Recruiting is another area that needs attention. While one hurdle is to consider how candidates are being sought out in order to ensure diversity, it is also important to consider whether everyone involved with recruiting and interviewing have had anti-bias training. Otherwise, the idea that “the best person” should get the job can continue to reinforce the hiring of homogeneous candidates who do not challenge the current culture at an organization. The myth that there is a “best person” for the job often unintentionally “assumes that diverse” candidates are automatically less qualified and that the hiring requirements need to be “lowered” which is explicitly biased and racist“. This Guardian article also warns that an “unconscious bias and a tendency to hire in their own image” can lead to hiring the wrong candidate.

Where to start?

I am still learning when it comes to issues related to diversity, equity and representation. For those who are interested in considering a root cause of gender inequality, I highly recommend the book Invisible Women: Data Bias in a World Designed for Men. This book provides powerful examples of why we need women at the table – and data about women and girls – in order to make informed decisions and find effective solutions. I found this book to be an eye opener and a call to action.

A good resource for men wanting to increase their awareness is Good Guys: How Men Can Be Better Allies for Women in the Workplace. The book states that “gender inequities are not women’s issues – they are leadership issues. Framing gender inequities as “women’s issues” gives men a free pass“.

My Personal Commitment

Diverse leadership teams is one area I am interested in; one of my goals is to partner with colleagues to find ways to develop leadership capacity within our school. I would like to think specifically about how to ensure the development and support of female leaders.
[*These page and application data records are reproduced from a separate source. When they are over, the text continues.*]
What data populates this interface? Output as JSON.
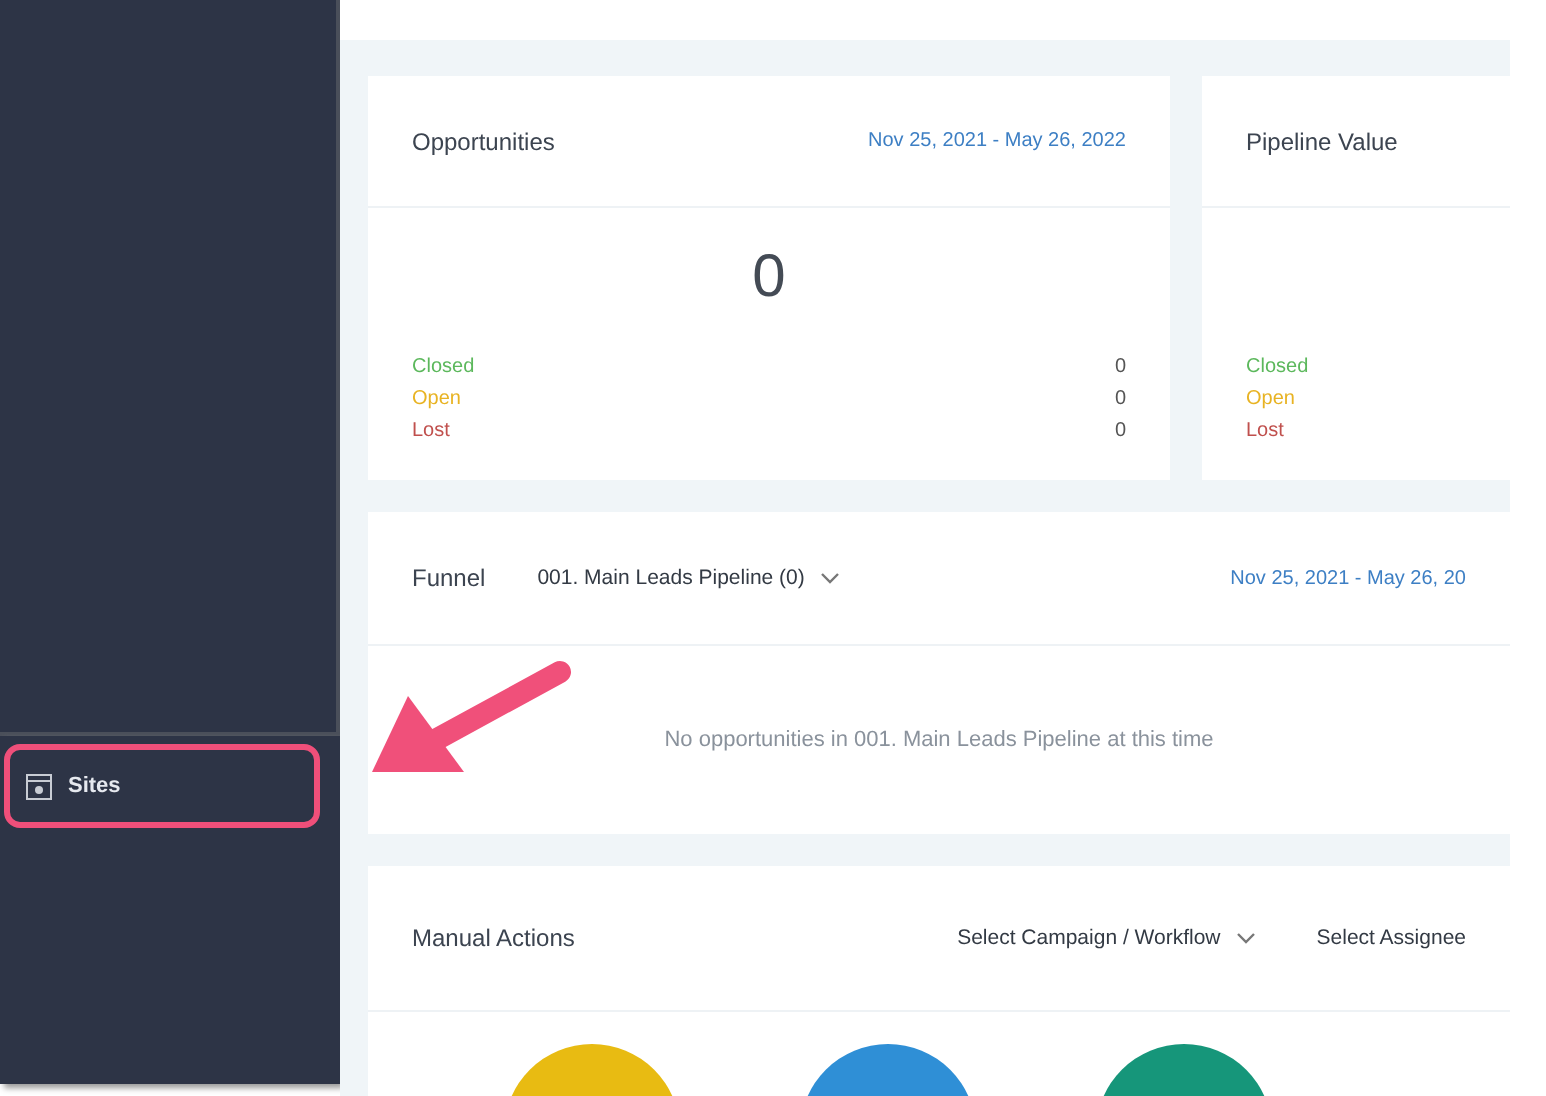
{
  "sidebar": {
    "items": [
      {
        "label": "Sites",
        "selected": true
      }
    ]
  },
  "stat_cards": [
    {
      "title": "Opportunities",
      "date_range": "Nov 25, 2021 - May 26, 2022",
      "total": "0",
      "rows": [
        {
          "label": "Closed",
          "value": "0",
          "color": "#5cb85c"
        },
        {
          "label": "Open",
          "value": "0",
          "color": "#e8b323"
        },
        {
          "label": "Lost",
          "value": "0",
          "color": "#c0504d"
        }
      ]
    },
    {
      "title": "Pipeline Value",
      "rows": [
        {
          "label": "Closed",
          "color": "#5cb85c"
        },
        {
          "label": "Open",
          "color": "#e8b323"
        },
        {
          "label": "Lost",
          "color": "#c0504d"
        }
      ]
    }
  ],
  "funnel": {
    "title": "Funnel",
    "pipeline": "001. Main Leads Pipeline (0)",
    "date_range": "Nov 25, 2021 - May 26, 20",
    "empty_message": "No opportunities in 001. Main Leads Pipeline at this time"
  },
  "manual_actions": {
    "title": "Manual Actions",
    "campaign_select": "Select Campaign / Workflow",
    "assignee_select": "Select Assignee",
    "circles": [
      {
        "color": "#e8bb12"
      },
      {
        "color": "#2f8fd6"
      },
      {
        "color": "#16967a"
      }
    ]
  }
}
I would also like to help to identify and address student issues related to gender equity and gender representation at my school. For example, a McKinsey & Company Intersection newsletter stated that although “girls make up nearly half of American middle- and high-school students who are interested in learning computer science“, “they make up less than one-fourth of high-school students who take the Advanced Placement (AP) computer-science exam. Missing out on this and other science, technology, engineering, and mathematics (STEM) education could mean missing out on high-paying jobs down the line.” This newsletter also stated that “in fact, women make up only a quarter of the US computing workforce.” I wonder what areas of improvement related to gender equity might exist currently at my school? What data does my school currently collect &/or what data might we need to collect related to gender equity?

I will continue to educate myself about issues related to diversity, equity, inclusion, belonging, and justice, so that I can be a more informed and more effective advocate. One resource I will look to is the Integrated Organizational Framework and associated strategies from the Diversity Collaborative Survey (DCS) 2019 report which can “help international schools and organizations serving international schools become more intercultural, equitable and just.

Integrated Organizational Framework (from The Diversity Collaborative)

Finally, if you have any advice or thoughts to share reach out to me on Twitter (@foley_amy) or LinkedIn. I’d love to hear from you!

Leave a Reply

Fill in your details below or click an icon to log in: Logo

You are commenting using your account. Log Out /  Change )

Twitter picture

You are commenting using your Twitter account. Log Out /  Change )

Facebook photo

You are commenting using your Facebook account. Log Out /  Change )

Connecting to %s